Minister Nitin Gadkari, speaking at the annual convention of the Society of Indian Automobile Manufacturers was explicit in stating that the government was aware that the automobile industry was facing a slowdown. He made it clear that there was no deadline contemplated to move to electric vehicles and that the demand to cut GST on vehicles, at least for a limited period, would be considered. He mentioned the possibility of other incentives for the industry, including support for exports. To push up the level of public spending, he said 68 road construction projects will be started in the next three or four months which would push ₹ 5 lakh crore into the economy.

All these are good signs but will they really percolate down to the bottom of the pyramid? Will they generate momentum for sustained growth? The Indian economy, like the Indian State, is an agglomeration of sub-economies, each of which has its own characteristics. The federal system of governance provides a unique opportunity to create conditions for harmonious growth of the whole. The State Governments and even local bodies can play a role in kickstarting economic activity in their respective areas. This is particularly important because it is consumption that fuels production and production, in turn, that spurs investment. If we are able to generate consumption at the lowest level, it will generate forces that will bolster production and investment. Concerted action by the Centre and the States is needed at this hour. The Centre must take the lead.

Each production sector also has its own problems. Whether it is real estate or automobiles or mining or power, there are many problems specific to that sector. While an economic slowdown causes turmoil and suffering, particularly for the poorest of the poor, this can be turned into an opportunity to clean up each sector and wipe out the effects of ill considered past policies. This, by itself, can create an impetus for growth. The Finance Minister has stated that she is holding sectoral meetings. These meetings must not be confined to immediate short term problems, they must seek to address the disease that lies deep down in each sector.

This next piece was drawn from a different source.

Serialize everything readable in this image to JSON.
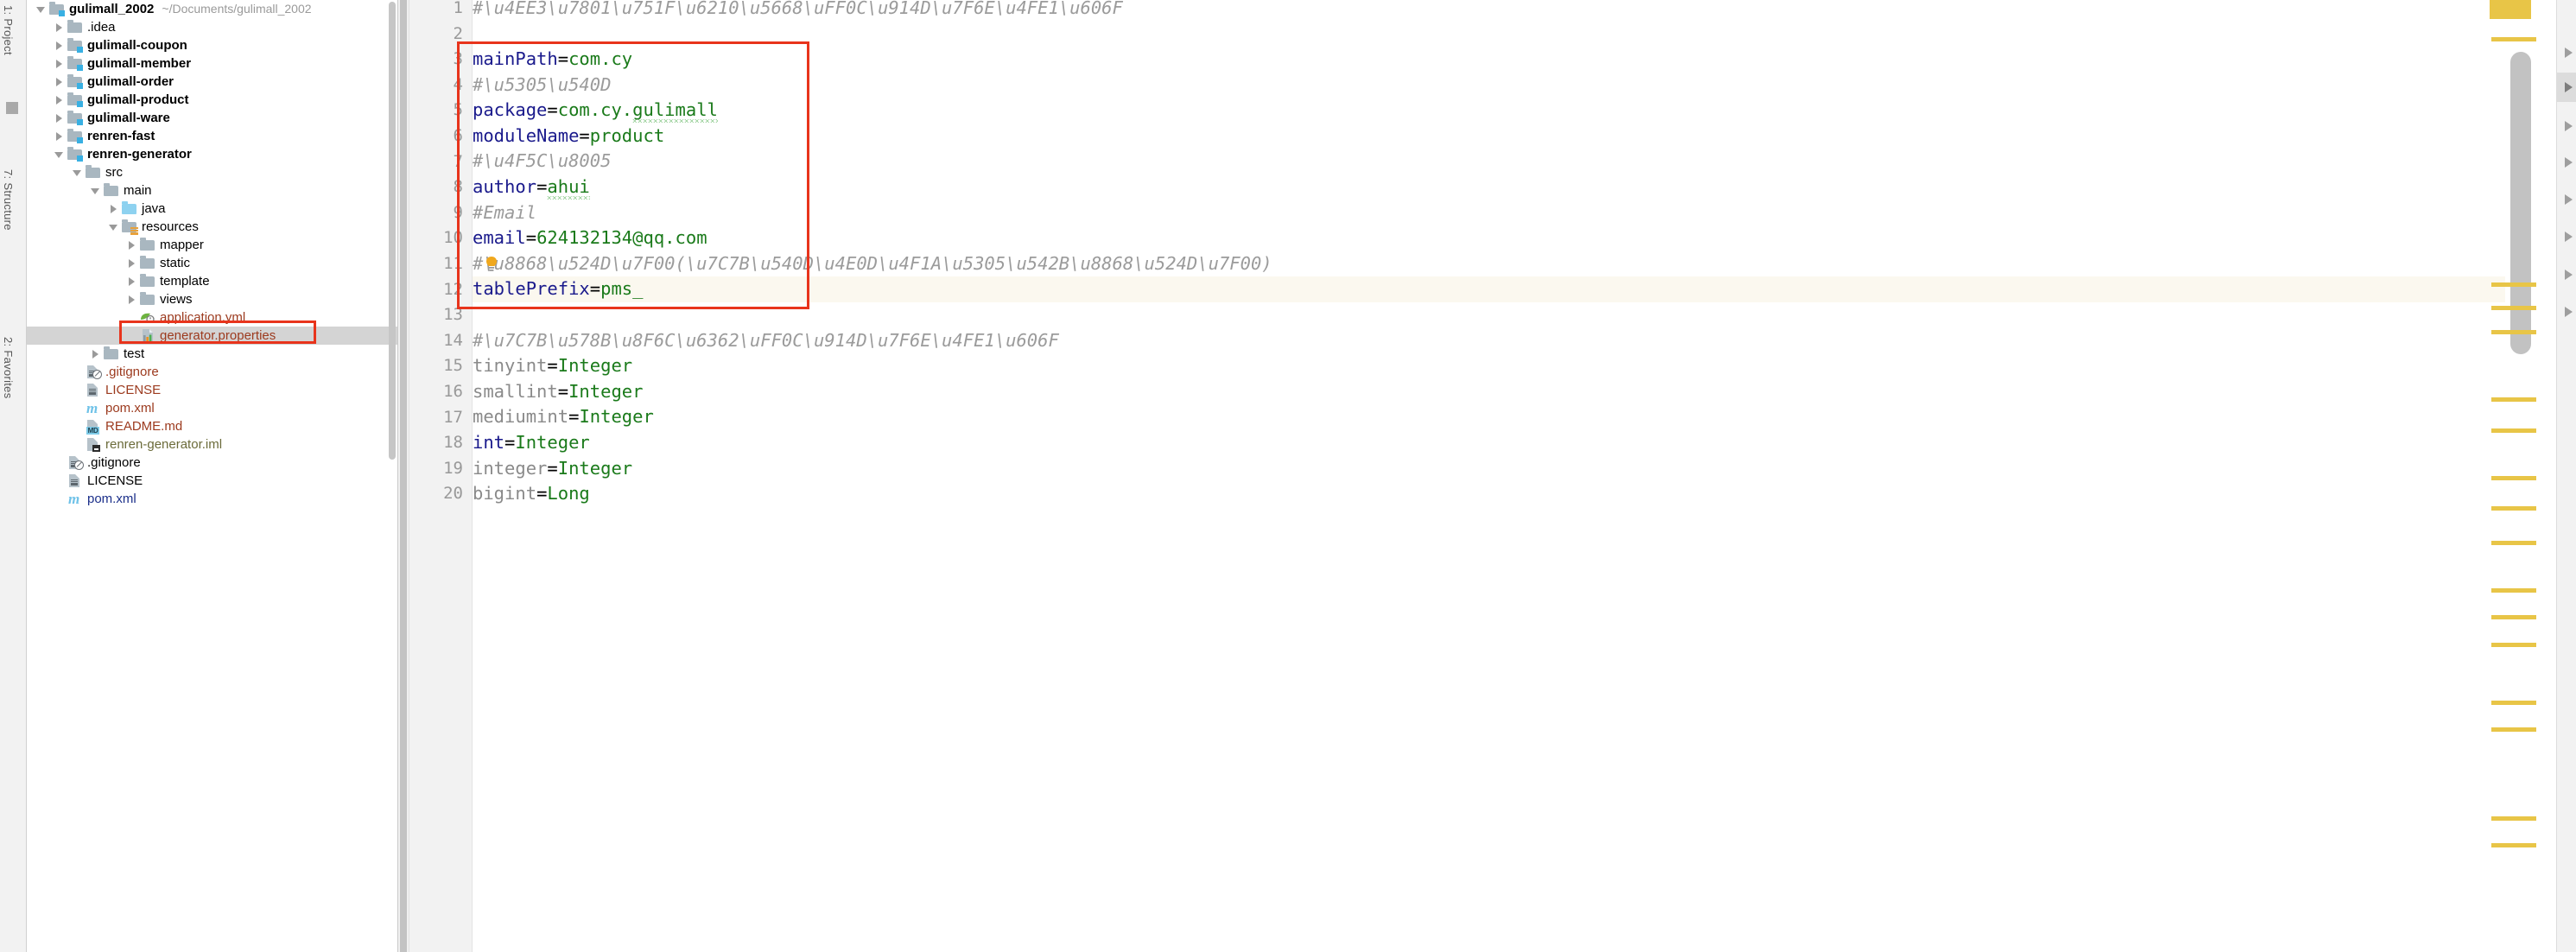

Banks and financial institutions will have a major role to play in the recovery of India. In the last few months, RBI has done well. It has strived to infuse liquidity into the system, reduced interest rates and, by transferring a large chunk of its resources to the State Exchequer, it has provided some more fiscal space to the Central Government. It is important that the intentions of the RBI and the Government translate into more economic activity through banks and financial institutions.Along with money, confidence also has to be instilled. Excessive focus on NPAs in the past few years, treating NPAs virtually as criminal offences committed by individual officers of banks and indiscriminate use of investigative agencies have lowered the morale of bank officers as well as government officers. Growth cannot take place in an atmosphere of extreme fear.

In the final analysis, the Central Government has to be clear about its immediate objective. The focus has to be on growth and revival. Maintaining fiscal deficit at levels laid down for Western economies and control of inflation cannot be the prime objectives of government in a faltering economy. And the Centre has to take the lead in bringing together the nation as one and be open to suggestions from all.


The views and facts expressed in the article are those of the writer.